The implication is that this act will change Picard’s life for the better, but Picard is denied his “happily ever after” by the ongoing march of the Star Trek franchise. Picard returns in four feature films, who each tighten the character focus around only two characters, Picard and Data, so that the progression of his other relationships become more difficult to trace. (Picard does seem much more at ease with his peers during the first 20 minutes of Nemesis, with a lot more “family” moments left on the cutting room floor.) He’s eventually pulled back into service for another spin-off, Star Trek: Picard, in which we discover that the crew of the Enterprise has gone their separate ways and he’s become a lonely old man working his family’s vineyard and suffering from a degenerative neurological disorder.
Star Trek: Picard is expected to conclude after three seasons, and will hopefully offer its title character a satisfying final act. The first season finds an older Picard who’s had time to reflect, and regrets not sharing his affection for his friends more openly. Season 2 is poised to confront why it’s so difficult for him to string together the words “I love you,” not only to friends but to prospective partners. But as “All Good Things…” demonstrates, a happy ending for Jean-Luc Picard doesn’t necessarily mean riding off into the sunset with a spouse or partner. The first season of Picard offers him a second chance at a found family with a new set of characters. “The Star Gazer” implies that Picard has “one final frontier yet to come,” an emotional journey in which he’ll confront the part of himself that fears commitment.
This may turn out to be a journey worth watching, but it’s not exactly unexplored space.
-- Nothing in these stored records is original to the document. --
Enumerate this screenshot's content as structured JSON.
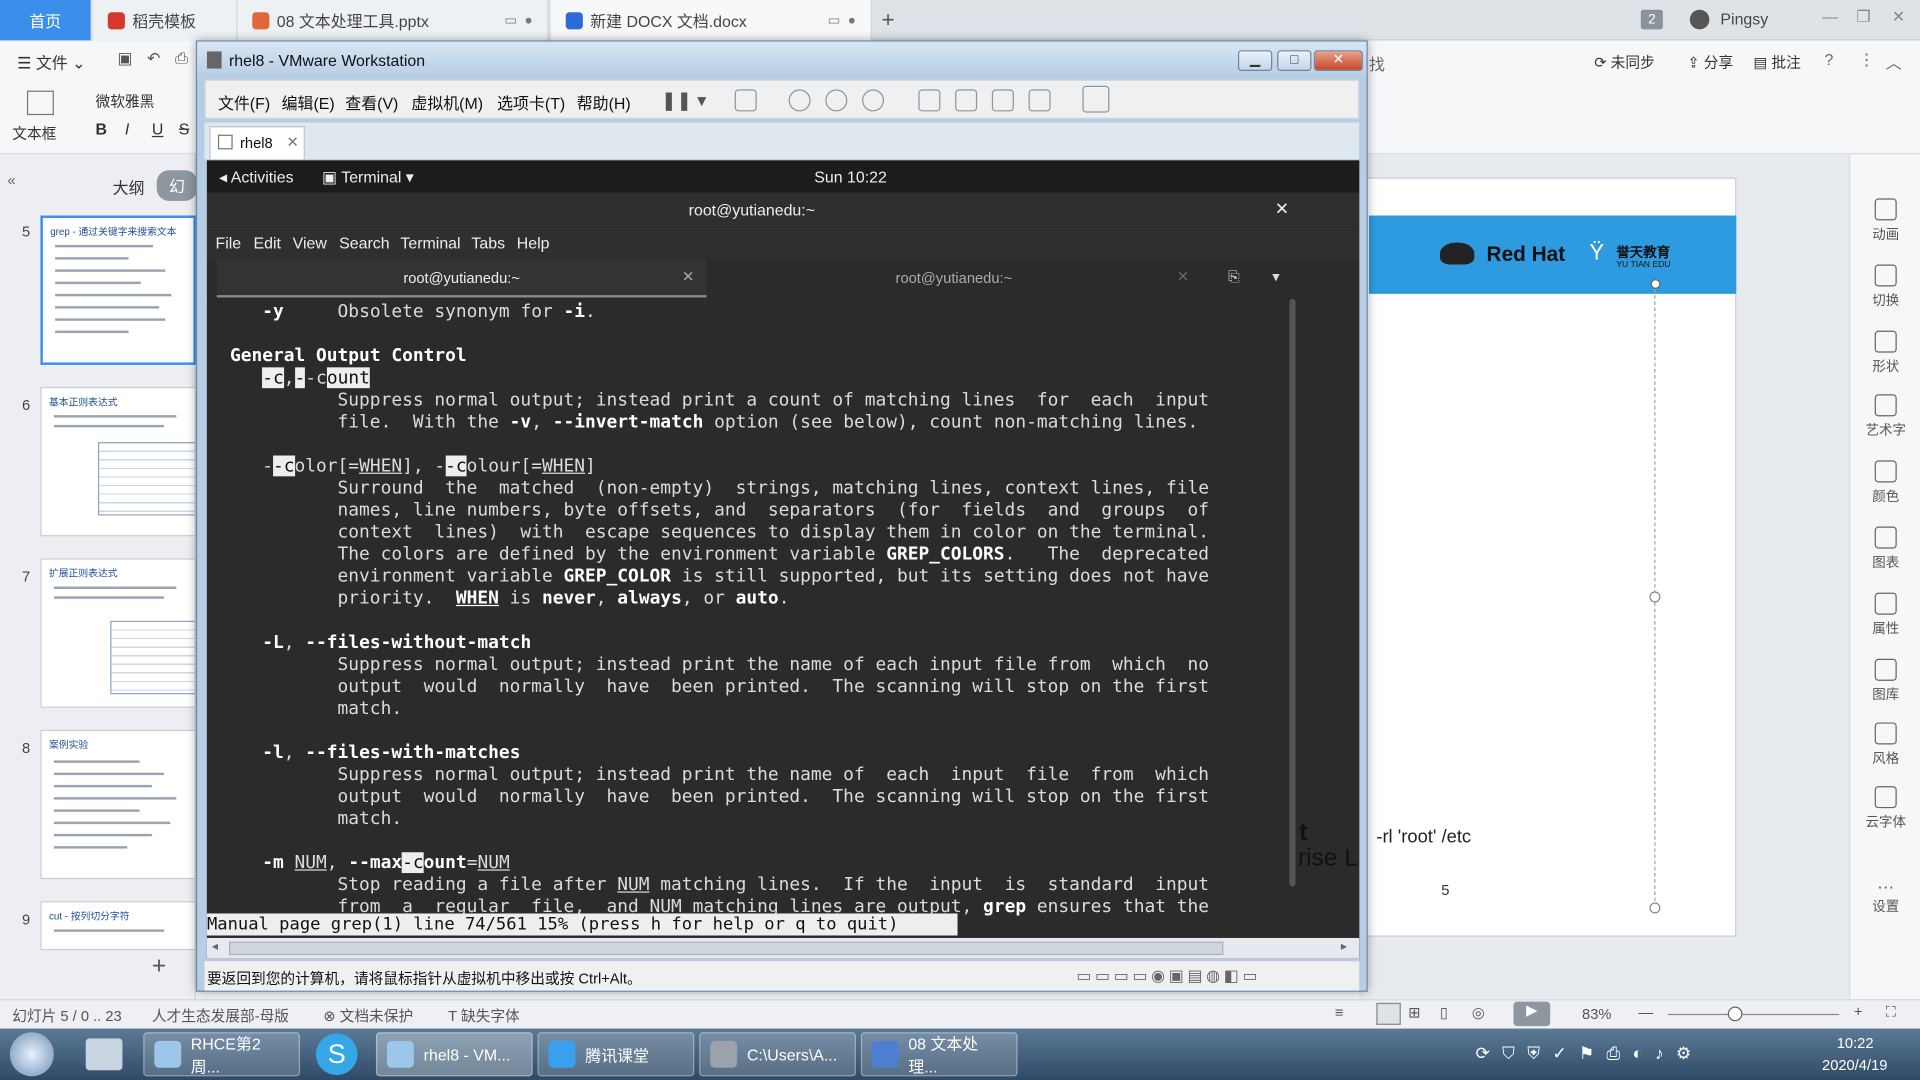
{
  "wps": {
    "home_tab": "首页",
    "tabs": [
      {
        "label": "稻壳模板"
      },
      {
        "label": "08 文本处理工具.pptx"
      },
      {
        "label": "新建 DOCX 文档.docx"
      }
    ],
    "add_tab": "+",
    "page_count_badge": "2",
    "user": "Pingsy",
    "file_menu": "文件",
    "font_name": "微软雅黑",
    "textbox_label": "文本框",
    "sync": "未同步",
    "share": "分享",
    "comment": "批注",
    "find_partial": "找",
    "outline_tab": "大纲",
    "slides_tab": "幻",
    "slides": [
      {
        "num": "5",
        "title": "grep - 通过关键字来搜索文本"
      },
      {
        "num": "6",
        "title": "基本正则表达式"
      },
      {
        "num": "7",
        "title": "扩展正则表达式"
      },
      {
        "num": "8",
        "title": "案例实验"
      },
      {
        "num": "9",
        "title": "cut - 按列切分字符"
      }
    ],
    "slide_texts": {
      "command_partial": "-rl 'root' /etc",
      "page_number": "5",
      "big_t": "t",
      "rise_partial": "rise L",
      "redhat": "Red Hat",
      "yutian": "誉天教育",
      "yutian_en": "YU TIAN EDU"
    },
    "right_tools": [
      "动画",
      "切换",
      "形状",
      "艺术字",
      "颜色",
      "图表",
      "属性",
      "图库",
      "风格",
      "云字体",
      "设置"
    ],
    "status": {
      "slide_info": "幻灯片 5 / 0 .. 23",
      "template": "人才生态发展部-母版",
      "protect": "文档未保护",
      "missing_font": "缺失字体",
      "zoom": "83%"
    }
  },
  "taskbar": {
    "items": [
      "RHCE第2周...",
      "rhel8 - VM...",
      "腾讯课堂",
      "C:\\Users\\A...",
      "08 文本处理..."
    ],
    "time": "10:22",
    "date": "2020/4/19"
  },
  "vmware": {
    "title": "rhel8 - VMware Workstation",
    "menu": [
      "文件(F)",
      "编辑(E)",
      "查看(V)",
      "虚拟机(M)",
      "选项卡(T)",
      "帮助(H)"
    ],
    "tab": "rhel8",
    "status_text": "要返回到您的计算机，请将鼠标指针从虚拟机中移出或按 Ctrl+Alt。"
  },
  "guest": {
    "activities": "Activities",
    "terminal_menu": "Terminal",
    "clock": "Sun 10:22",
    "window_title": "root@yutianedu:~",
    "menu": [
      "File",
      "Edit",
      "View",
      "Search",
      "Terminal",
      "Tabs",
      "Help"
    ],
    "tabs": [
      "root@yutianedu:~",
      "root@yutianedu:~"
    ],
    "man_status": "Manual page grep(1) line 74/561 15% (press h for help or q to quit)"
  }
}
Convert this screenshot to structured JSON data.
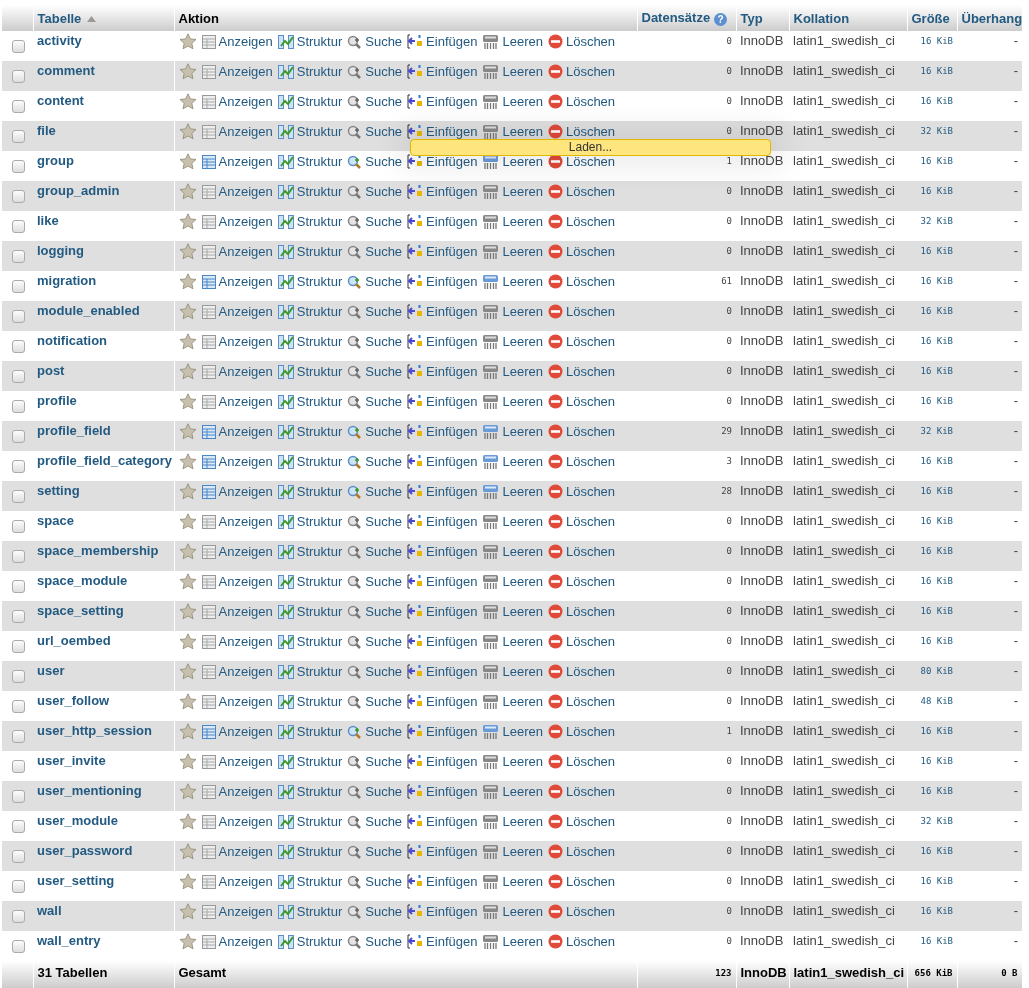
{
  "table": {
    "columns": [
      {
        "label": "Tabelle",
        "sorted": true
      },
      {
        "label": "Aktion"
      },
      {
        "label": "Datensätze",
        "help": "?"
      },
      {
        "label": "Typ"
      },
      {
        "label": "Kollation"
      },
      {
        "label": "Größe"
      },
      {
        "label": "Überhang"
      }
    ],
    "rows": [
      {
        "name": "activity",
        "checked": false,
        "empty": true,
        "actions": [
          "Anzeigen",
          "Struktur",
          "Suche",
          "Einfügen",
          "Leeren",
          "Löschen"
        ],
        "records": "0",
        "engine": "InnoDB",
        "collation": "latin1_swedish_ci",
        "size": "16 KiB",
        "overhead": "-"
      },
      {
        "name": "comment",
        "checked": false,
        "empty": true,
        "actions": [
          "Anzeigen",
          "Struktur",
          "Suche",
          "Einfügen",
          "Leeren",
          "Löschen"
        ],
        "records": "0",
        "engine": "InnoDB",
        "collation": "latin1_swedish_ci",
        "size": "16 KiB",
        "overhead": "-"
      },
      {
        "name": "content",
        "checked": false,
        "empty": true,
        "actions": [
          "Anzeigen",
          "Struktur",
          "Suche",
          "Einfügen",
          "Leeren",
          "Löschen"
        ],
        "records": "0",
        "engine": "InnoDB",
        "collation": "latin1_swedish_ci",
        "size": "16 KiB",
        "overhead": "-"
      },
      {
        "name": "file",
        "checked": false,
        "empty": true,
        "actions": [
          "Anzeigen",
          "Struktur",
          "Suche",
          "Einfügen",
          "Leeren",
          "Löschen"
        ],
        "records": "0",
        "engine": "InnoDB",
        "collation": "latin1_swedish_ci",
        "size": "32 KiB",
        "overhead": "-"
      },
      {
        "name": "group",
        "checked": false,
        "empty": false,
        "actions": [
          "Anzeigen",
          "Struktur",
          "Suche",
          "Einfügen",
          "Leeren",
          "Löschen"
        ],
        "records": "1",
        "engine": "InnoDB",
        "collation": "latin1_swedish_ci",
        "size": "16 KiB",
        "overhead": "-"
      },
      {
        "name": "group_admin",
        "checked": false,
        "empty": true,
        "actions": [
          "Anzeigen",
          "Struktur",
          "Suche",
          "Einfügen",
          "Leeren",
          "Löschen"
        ],
        "records": "0",
        "engine": "InnoDB",
        "collation": "latin1_swedish_ci",
        "size": "16 KiB",
        "overhead": "-"
      },
      {
        "name": "like",
        "checked": false,
        "empty": true,
        "actions": [
          "Anzeigen",
          "Struktur",
          "Suche",
          "Einfügen",
          "Leeren",
          "Löschen"
        ],
        "records": "0",
        "engine": "InnoDB",
        "collation": "latin1_swedish_ci",
        "size": "32 KiB",
        "overhead": "-"
      },
      {
        "name": "logging",
        "checked": false,
        "empty": true,
        "actions": [
          "Anzeigen",
          "Struktur",
          "Suche",
          "Einfügen",
          "Leeren",
          "Löschen"
        ],
        "records": "0",
        "engine": "InnoDB",
        "collation": "latin1_swedish_ci",
        "size": "16 KiB",
        "overhead": "-"
      },
      {
        "name": "migration",
        "checked": false,
        "empty": false,
        "actions": [
          "Anzeigen",
          "Struktur",
          "Suche",
          "Einfügen",
          "Leeren",
          "Löschen"
        ],
        "records": "61",
        "engine": "InnoDB",
        "collation": "latin1_swedish_ci",
        "size": "16 KiB",
        "overhead": "-"
      },
      {
        "name": "module_enabled",
        "checked": false,
        "empty": true,
        "actions": [
          "Anzeigen",
          "Struktur",
          "Suche",
          "Einfügen",
          "Leeren",
          "Löschen"
        ],
        "records": "0",
        "engine": "InnoDB",
        "collation": "latin1_swedish_ci",
        "size": "16 KiB",
        "overhead": "-"
      },
      {
        "name": "notification",
        "checked": false,
        "empty": true,
        "actions": [
          "Anzeigen",
          "Struktur",
          "Suche",
          "Einfügen",
          "Leeren",
          "Löschen"
        ],
        "records": "0",
        "engine": "InnoDB",
        "collation": "latin1_swedish_ci",
        "size": "16 KiB",
        "overhead": "-"
      },
      {
        "name": "post",
        "checked": false,
        "empty": true,
        "actions": [
          "Anzeigen",
          "Struktur",
          "Suche",
          "Einfügen",
          "Leeren",
          "Löschen"
        ],
        "records": "0",
        "engine": "InnoDB",
        "collation": "latin1_swedish_ci",
        "size": "16 KiB",
        "overhead": "-"
      },
      {
        "name": "profile",
        "checked": false,
        "empty": true,
        "actions": [
          "Anzeigen",
          "Struktur",
          "Suche",
          "Einfügen",
          "Leeren",
          "Löschen"
        ],
        "records": "0",
        "engine": "InnoDB",
        "collation": "latin1_swedish_ci",
        "size": "16 KiB",
        "overhead": "-"
      },
      {
        "name": "profile_field",
        "checked": false,
        "empty": false,
        "actions": [
          "Anzeigen",
          "Struktur",
          "Suche",
          "Einfügen",
          "Leeren",
          "Löschen"
        ],
        "records": "29",
        "engine": "InnoDB",
        "collation": "latin1_swedish_ci",
        "size": "32 KiB",
        "overhead": "-"
      },
      {
        "name": "profile_field_category",
        "checked": false,
        "empty": false,
        "actions": [
          "Anzeigen",
          "Struktur",
          "Suche",
          "Einfügen",
          "Leeren",
          "Löschen"
        ],
        "records": "3",
        "engine": "InnoDB",
        "collation": "latin1_swedish_ci",
        "size": "16 KiB",
        "overhead": "-"
      },
      {
        "name": "setting",
        "checked": false,
        "empty": false,
        "actions": [
          "Anzeigen",
          "Struktur",
          "Suche",
          "Einfügen",
          "Leeren",
          "Löschen"
        ],
        "records": "28",
        "engine": "InnoDB",
        "collation": "latin1_swedish_ci",
        "size": "16 KiB",
        "overhead": "-"
      },
      {
        "name": "space",
        "checked": false,
        "empty": true,
        "actions": [
          "Anzeigen",
          "Struktur",
          "Suche",
          "Einfügen",
          "Leeren",
          "Löschen"
        ],
        "records": "0",
        "engine": "InnoDB",
        "collation": "latin1_swedish_ci",
        "size": "16 KiB",
        "overhead": "-"
      },
      {
        "name": "space_membership",
        "checked": false,
        "empty": true,
        "actions": [
          "Anzeigen",
          "Struktur",
          "Suche",
          "Einfügen",
          "Leeren",
          "Löschen"
        ],
        "records": "0",
        "engine": "InnoDB",
        "collation": "latin1_swedish_ci",
        "size": "16 KiB",
        "overhead": "-"
      },
      {
        "name": "space_module",
        "checked": false,
        "empty": true,
        "actions": [
          "Anzeigen",
          "Struktur",
          "Suche",
          "Einfügen",
          "Leeren",
          "Löschen"
        ],
        "records": "0",
        "engine": "InnoDB",
        "collation": "latin1_swedish_ci",
        "size": "16 KiB",
        "overhead": "-"
      },
      {
        "name": "space_setting",
        "checked": false,
        "empty": true,
        "actions": [
          "Anzeigen",
          "Struktur",
          "Suche",
          "Einfügen",
          "Leeren",
          "Löschen"
        ],
        "records": "0",
        "engine": "InnoDB",
        "collation": "latin1_swedish_ci",
        "size": "16 KiB",
        "overhead": "-"
      },
      {
        "name": "url_oembed",
        "checked": false,
        "empty": true,
        "actions": [
          "Anzeigen",
          "Struktur",
          "Suche",
          "Einfügen",
          "Leeren",
          "Löschen"
        ],
        "records": "0",
        "engine": "InnoDB",
        "collation": "latin1_swedish_ci",
        "size": "16 KiB",
        "overhead": "-"
      },
      {
        "name": "user",
        "checked": false,
        "empty": true,
        "actions": [
          "Anzeigen",
          "Struktur",
          "Suche",
          "Einfügen",
          "Leeren",
          "Löschen"
        ],
        "records": "0",
        "engine": "InnoDB",
        "collation": "latin1_swedish_ci",
        "size": "80 KiB",
        "overhead": "-"
      },
      {
        "name": "user_follow",
        "checked": false,
        "empty": true,
        "actions": [
          "Anzeigen",
          "Struktur",
          "Suche",
          "Einfügen",
          "Leeren",
          "Löschen"
        ],
        "records": "0",
        "engine": "InnoDB",
        "collation": "latin1_swedish_ci",
        "size": "48 KiB",
        "overhead": "-"
      },
      {
        "name": "user_http_session",
        "checked": false,
        "empty": false,
        "actions": [
          "Anzeigen",
          "Struktur",
          "Suche",
          "Einfügen",
          "Leeren",
          "Löschen"
        ],
        "records": "1",
        "engine": "InnoDB",
        "collation": "latin1_swedish_ci",
        "size": "16 KiB",
        "overhead": "-"
      },
      {
        "name": "user_invite",
        "checked": false,
        "empty": true,
        "actions": [
          "Anzeigen",
          "Struktur",
          "Suche",
          "Einfügen",
          "Leeren",
          "Löschen"
        ],
        "records": "0",
        "engine": "InnoDB",
        "collation": "latin1_swedish_ci",
        "size": "16 KiB",
        "overhead": "-"
      },
      {
        "name": "user_mentioning",
        "checked": false,
        "empty": true,
        "actions": [
          "Anzeigen",
          "Struktur",
          "Suche",
          "Einfügen",
          "Leeren",
          "Löschen"
        ],
        "records": "0",
        "engine": "InnoDB",
        "collation": "latin1_swedish_ci",
        "size": "16 KiB",
        "overhead": "-"
      },
      {
        "name": "user_module",
        "checked": false,
        "empty": true,
        "actions": [
          "Anzeigen",
          "Struktur",
          "Suche",
          "Einfügen",
          "Leeren",
          "Löschen"
        ],
        "records": "0",
        "engine": "InnoDB",
        "collation": "latin1_swedish_ci",
        "size": "32 KiB",
        "overhead": "-"
      },
      {
        "name": "user_password",
        "checked": false,
        "empty": true,
        "actions": [
          "Anzeigen",
          "Struktur",
          "Suche",
          "Einfügen",
          "Leeren",
          "Löschen"
        ],
        "records": "0",
        "engine": "InnoDB",
        "collation": "latin1_swedish_ci",
        "size": "16 KiB",
        "overhead": "-"
      },
      {
        "name": "user_setting",
        "checked": false,
        "empty": true,
        "actions": [
          "Anzeigen",
          "Struktur",
          "Suche",
          "Einfügen",
          "Leeren",
          "Löschen"
        ],
        "records": "0",
        "engine": "InnoDB",
        "collation": "latin1_swedish_ci",
        "size": "16 KiB",
        "overhead": "-"
      },
      {
        "name": "wall",
        "checked": false,
        "empty": true,
        "actions": [
          "Anzeigen",
          "Struktur",
          "Suche",
          "Einfügen",
          "Leeren",
          "Löschen"
        ],
        "records": "0",
        "engine": "InnoDB",
        "collation": "latin1_swedish_ci",
        "size": "16 KiB",
        "overhead": "-"
      },
      {
        "name": "wall_entry",
        "checked": false,
        "empty": true,
        "actions": [
          "Anzeigen",
          "Struktur",
          "Suche",
          "Einfügen",
          "Leeren",
          "Löschen"
        ],
        "records": "0",
        "engine": "InnoDB",
        "collation": "latin1_swedish_ci",
        "size": "16 KiB",
        "overhead": "-"
      }
    ],
    "footer": {
      "count": "31 Tabellen",
      "label": "Gesamt",
      "records": "123",
      "engine": "InnoDB",
      "collation": "latin1_swedish_ci",
      "size": "656 KiB",
      "overhead": "0 B"
    }
  },
  "loading": {
    "text": "Laden..."
  }
}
The addition of a childhood trauma that scars him against intimacy could be an interesting angle, but it could just as easily flatten the character, recontextualizing a decade of gradual development into a response to a single incident. The success of this season of Star Trek: Picard may depend on whether it adds new wrinkles to the emotional life of the character or smooths over the ones that have been there all along.